■ DATA FOR ANALYSIS
----------------

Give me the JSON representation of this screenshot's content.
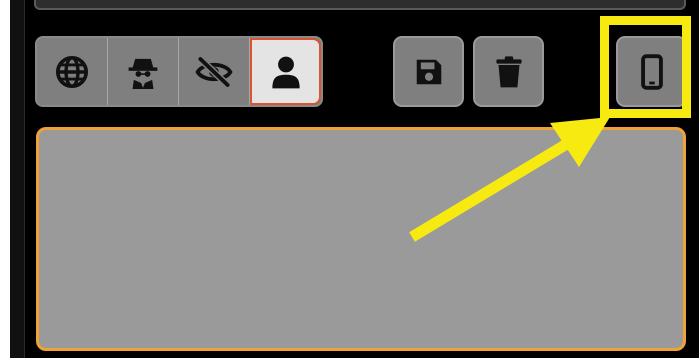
{
  "toolbar": {
    "mode_group": [
      {
        "icon": "globe-icon",
        "active": false
      },
      {
        "icon": "spy-icon",
        "active": false
      },
      {
        "icon": "eye-slash-icon",
        "active": false
      },
      {
        "icon": "user-icon",
        "active": true
      }
    ],
    "actions": [
      {
        "icon": "save-icon"
      },
      {
        "icon": "trash-icon"
      },
      {
        "icon": "mobile-device-icon"
      }
    ]
  },
  "annotation": {
    "highlight_color": "#f7ea11",
    "target": "mobile-device-button"
  },
  "colors": {
    "background": "#000000",
    "content_area": "#9a9a9a",
    "content_border": "#f0a238",
    "active_border": "#d8552f"
  }
}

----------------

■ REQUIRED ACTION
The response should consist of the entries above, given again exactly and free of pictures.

■ EXERCISE ANSWER
Give me the JSON representation of this screenshot's content.
{
  "toolbar": {
    "mode_group": [
      {
        "icon": "globe-icon",
        "active": false
      },
      {
        "icon": "spy-icon",
        "active": false
      },
      {
        "icon": "eye-slash-icon",
        "active": false
      },
      {
        "icon": "user-icon",
        "active": true
      }
    ],
    "actions": [
      {
        "icon": "save-icon"
      },
      {
        "icon": "trash-icon"
      },
      {
        "icon": "mobile-device-icon"
      }
    ]
  },
  "annotation": {
    "highlight_color": "#f7ea11",
    "target": "mobile-device-button"
  },
  "colors": {
    "background": "#000000",
    "content_area": "#9a9a9a",
    "content_border": "#f0a238",
    "active_border": "#d8552f"
  }
}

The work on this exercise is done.